#1
I've got a cute little Japanese Asahi bike that I am told has Dunlop type tire valves. The last time I filled the tires, using a Presta valve adapter and an air pump, everything went OK with the tire inflation, and there were no leaks after filling. This time, the front tire inflated just fine, but the back tire leaked air constantly from around the valve and its attached adapter, and when I unscrewed the adapter, the tire rapidly deflated to the point of flatness, and even with the cap on, there was still the sound of leaking air. I did remove the pin inside the valve after this, since it slipped out very easily.

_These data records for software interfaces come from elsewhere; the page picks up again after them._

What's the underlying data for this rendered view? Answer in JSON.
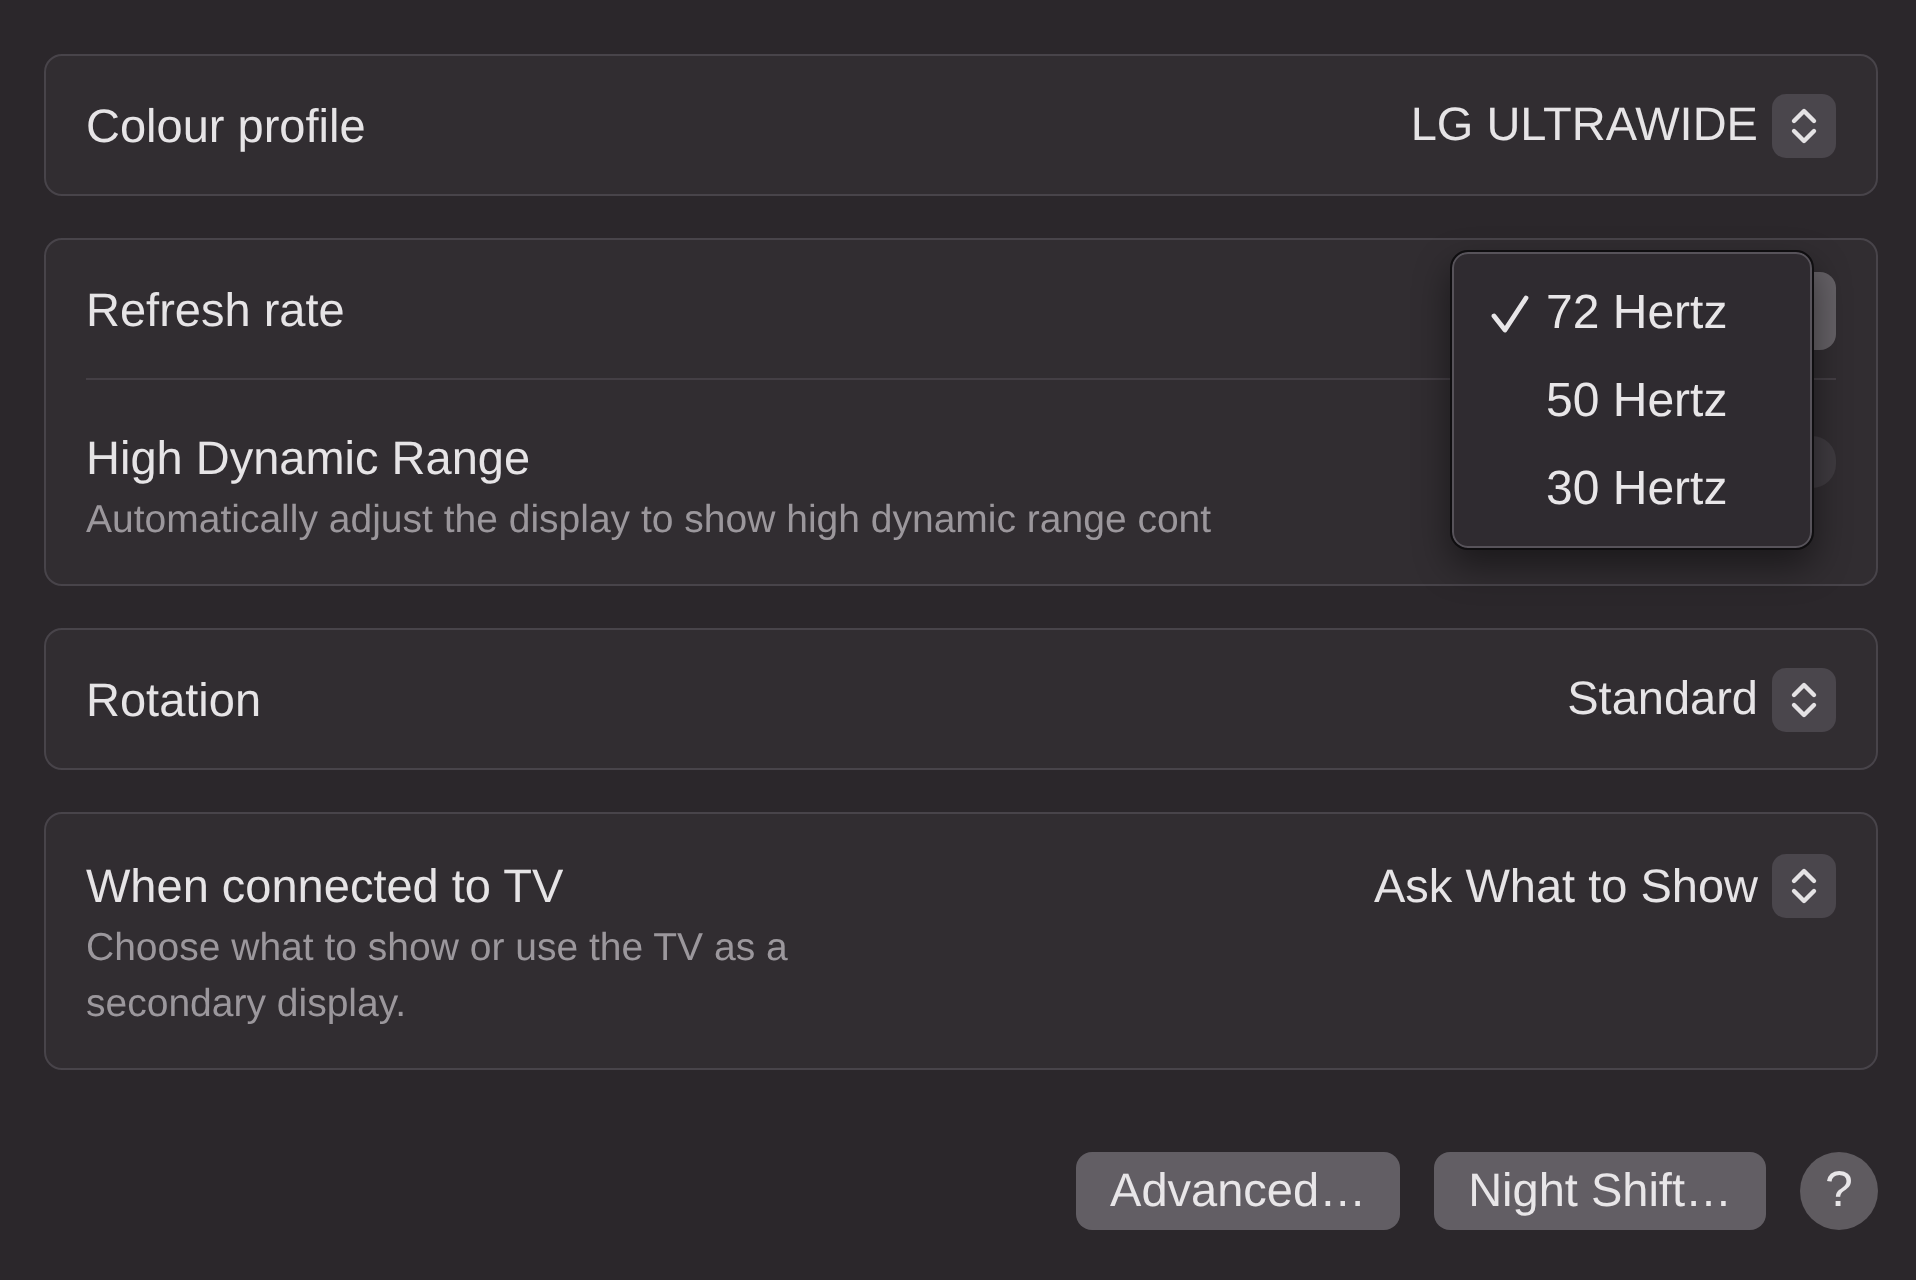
{
  "panels": [
    {
      "rows": [
        {
          "kind": "popup",
          "label": "Colour profile",
          "value": "LG ULTRAWIDE"
        }
      ]
    },
    {
      "rows": [
        {
          "kind": "popup-open",
          "label": "Refresh rate",
          "menu": {
            "items": [
              {
                "label": "72 Hertz",
                "checked": true
              },
              {
                "label": "50 Hertz",
                "checked": false
              },
              {
                "label": "30 Hertz",
                "checked": false
              }
            ]
          }
        },
        {
          "kind": "toggle",
          "label": "High Dynamic Range",
          "description": "Automatically adjust the display to show high dynamic range cont",
          "on": false
        }
      ]
    },
    {
      "rows": [
        {
          "kind": "popup",
          "label": "Rotation",
          "value": "Standard"
        }
      ]
    },
    {
      "rows": [
        {
          "kind": "popup",
          "label": "When connected to TV",
          "description": "Choose what to show or use the TV as a secondary display.",
          "value": "Ask What to Show"
        }
      ]
    }
  ],
  "buttons": [
    "Advanced…",
    "Night Shift…"
  ],
  "help_button": {
    "label": "?"
  }
}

At the base of the pin, there appears to be a small rubber gasket that looks intact, as far as I can tell. The small flanges on this pin fit right back in the grooves on the valve stem, so I don't think I disturbed the pin that much. I tried wetting it down with a bit of spit, but when I attempted inflation again, the same thing happened.

I really don't know much about these valves, and I can see why they wouldn't be very popular. What I'm wondering is if I can fix this valve myself, and I'd appreciate any input. Fixing this myself would help me avoid ridicule from the local bike shop guys who would much rather sell me something new than fix anything. Thanks for your advice!
  Reply
#2
OK, main problems with Dunlop valves are valve not seated correctly (the nut is loose) and a damaged rubber tube (though they now use a different technique). As both things seem to be OK, you can try replacing either the rubber tube (might be porous) or the complete valve. If that doesn't help replace the inner tube. Spare valves and the little rubber tubes used to be included in most patch kits here (at least in Germany). This kind of valves is now a bit less popular, I guess because you can refill tyres with Schrader valves at the gas station. Dunlop valves had the advantage that they were simple and you could replace them very easily. People used to patch the tyres so the valve had to last for quite a while, nowadays many just throw the tubes away after a puncture.
  Reply


Possibly Related Threads...
Thread
Author
Replies
Views
Last Post
 
9,068
05-11-2014, 09:34 PM
Last Post: DaveM
 
11,637
04-15-2014, 10:56 AM
Last Post: nfmisso
 
7,584
11-13-2012, 10:51 PM
Last Post: Bill
 
13,175
05-04-2011, 01:37 AM
Last Post: Bill

Forum Jump:

[-]
10 Latest Posts
Merida Matts 6.5 Bicycle | June 2020
Today 03:45 AM
Rear brake tension
Today 03:20 AM
Modernizing my Fuji Gran Tourer
Yesterday 10:33 PM
Hello from south west Florida :)
Yesterday 09:27 PM
Where are you from and What is your favo...
Yesterday 06:43 PM
Fuji are suspending the sale of police b...
Yesterday 06:23 PM
Buying my first road bike
Yesterday 06:18 PM
Holes in my road tires
Yesterday 06:07 PM
Dia Compe Versa C5 spring issues
Yesterday 03:56 PM
Downtube Shifters on 1991 Miyata 721
Yesterday 01:37 PM

[-]
Top 5 Posters This Month
no avatar 1. Jesper
28 posts
no avatar 2. CharleyFarley
18 posts
no avatar 3. Painkiller
16 posts
no avatar 4. Joe_W
12 posts
no avatar 5. G_M
9 posts